+++ THE INPUT

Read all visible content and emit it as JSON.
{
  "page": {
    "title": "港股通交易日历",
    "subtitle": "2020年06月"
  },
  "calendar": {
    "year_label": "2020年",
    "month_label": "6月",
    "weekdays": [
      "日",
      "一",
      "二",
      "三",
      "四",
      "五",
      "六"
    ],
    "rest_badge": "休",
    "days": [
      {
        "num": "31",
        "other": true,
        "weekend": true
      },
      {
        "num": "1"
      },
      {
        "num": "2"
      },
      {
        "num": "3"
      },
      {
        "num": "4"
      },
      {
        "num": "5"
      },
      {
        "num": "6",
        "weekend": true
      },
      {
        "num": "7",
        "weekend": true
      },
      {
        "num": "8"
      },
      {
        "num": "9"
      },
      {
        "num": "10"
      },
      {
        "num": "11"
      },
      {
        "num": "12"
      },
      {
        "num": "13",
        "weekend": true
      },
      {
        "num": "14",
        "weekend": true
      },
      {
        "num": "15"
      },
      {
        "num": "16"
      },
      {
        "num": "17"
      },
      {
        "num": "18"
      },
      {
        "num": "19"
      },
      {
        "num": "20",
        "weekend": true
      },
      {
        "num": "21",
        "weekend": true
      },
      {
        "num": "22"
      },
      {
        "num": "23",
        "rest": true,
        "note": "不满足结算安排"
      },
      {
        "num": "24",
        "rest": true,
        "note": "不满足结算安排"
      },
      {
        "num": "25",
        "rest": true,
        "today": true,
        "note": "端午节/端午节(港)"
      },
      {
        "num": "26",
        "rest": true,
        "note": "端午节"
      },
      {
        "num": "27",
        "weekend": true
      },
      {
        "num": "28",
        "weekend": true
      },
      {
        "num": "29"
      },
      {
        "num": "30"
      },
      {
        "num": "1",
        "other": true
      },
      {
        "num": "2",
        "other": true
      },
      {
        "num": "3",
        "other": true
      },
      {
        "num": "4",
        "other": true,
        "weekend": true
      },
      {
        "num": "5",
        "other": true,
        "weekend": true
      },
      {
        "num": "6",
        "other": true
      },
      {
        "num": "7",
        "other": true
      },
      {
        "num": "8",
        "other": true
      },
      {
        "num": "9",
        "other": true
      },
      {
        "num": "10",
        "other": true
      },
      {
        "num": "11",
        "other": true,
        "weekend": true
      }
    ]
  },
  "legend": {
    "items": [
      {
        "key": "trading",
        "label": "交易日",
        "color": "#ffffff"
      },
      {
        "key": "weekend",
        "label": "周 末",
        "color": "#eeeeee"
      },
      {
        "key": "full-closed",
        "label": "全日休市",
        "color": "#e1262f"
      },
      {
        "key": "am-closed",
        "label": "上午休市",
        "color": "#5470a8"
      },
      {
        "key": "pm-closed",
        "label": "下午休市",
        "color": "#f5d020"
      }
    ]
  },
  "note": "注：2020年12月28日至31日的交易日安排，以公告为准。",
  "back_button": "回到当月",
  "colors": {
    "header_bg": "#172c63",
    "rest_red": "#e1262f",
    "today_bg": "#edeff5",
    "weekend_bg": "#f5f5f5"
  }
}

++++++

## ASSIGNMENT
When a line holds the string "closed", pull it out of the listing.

## WRITTEN SOLUTION
        "key": "full-closed",
        "key": "am-closed",
        "key": "pm-closed",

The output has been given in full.